He says it's an oversimplification to simply call Capers a blitzer.
"Just to call 100 blitzes, when you start getting in that rhythm of the game, that's actually the easiest part of the game to call," Trgovac said. "The hard part is trying to pick the blitzes based on what you're seeing in the game. You have something set in your mind early and have to adjust from there."
Trgovac says he often finds Capers alone in his office or a film room calling a mock game to try to anticipate those situations.
"He puts in the hours that's required to have knowledge to make a play call," Trgovac said.
Cornerbacks coach Joe Whitt

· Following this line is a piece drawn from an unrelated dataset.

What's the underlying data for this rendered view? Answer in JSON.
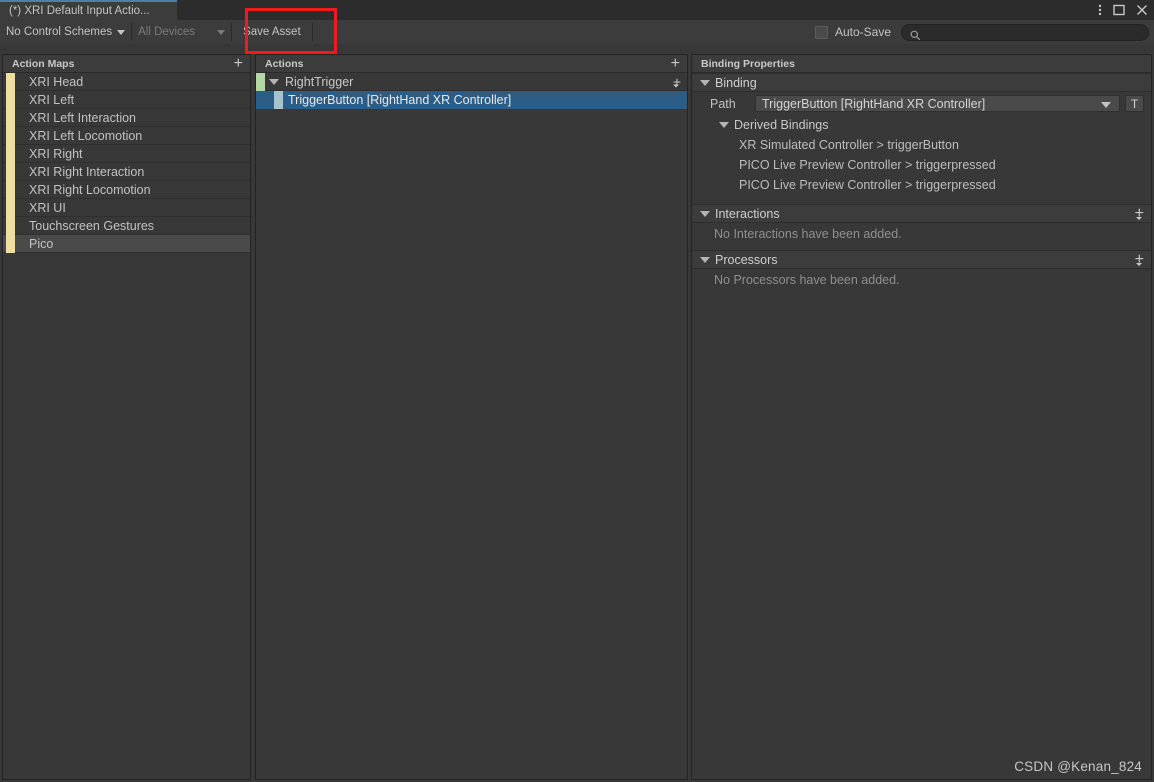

Whitt, who like Trgovac has been with Capers since 2009 in Green Bay, also says it's unfair to label their defense as just a blitzing scheme.
"I wouldn't say that," Whitt said. "I would say it's a week-to-week deal, but we're going to try to do anything we can to win that week. If we have to bring five or six guys, we will."
But then Whitt pointed to one of the biggest defensive plays in last Sunday's win against the Eagles, Julius Peppers' 52-yard interception return for a touchdown. Capers rushed only three players -- defensive linemen Datone Jones, Josh Boyd and Mike Neal -- and dropped Peppers, Clay Matthews and A.J. Hawk into coverage.
"It's whatever's needed," Whitt said.
Outside linebacker Peppers
The 13-year NFL veteran has never been used like this. In his eight seasons in Carolina and four in Chicago, he more or less had one job: put his hand on the ground and rush the quarterback as a defensive end.
"They wanted me to rush for the majority of the time," Pepper said. "Every now and then there was a fire-zone call where I was dropping, but primarily I was rushing."
Perhaps said that's why Eagles coach Chip Kelly said they weren't expecting Peppers to drop into coverage. He said it was "a great call" by Capers.
"I don't think it's anything new," said Peppers, who leads the Packers with 5.0 sacks and is tied for second on the team with two interceptions. "He's been doing that since he's been here as far as I'm concerned."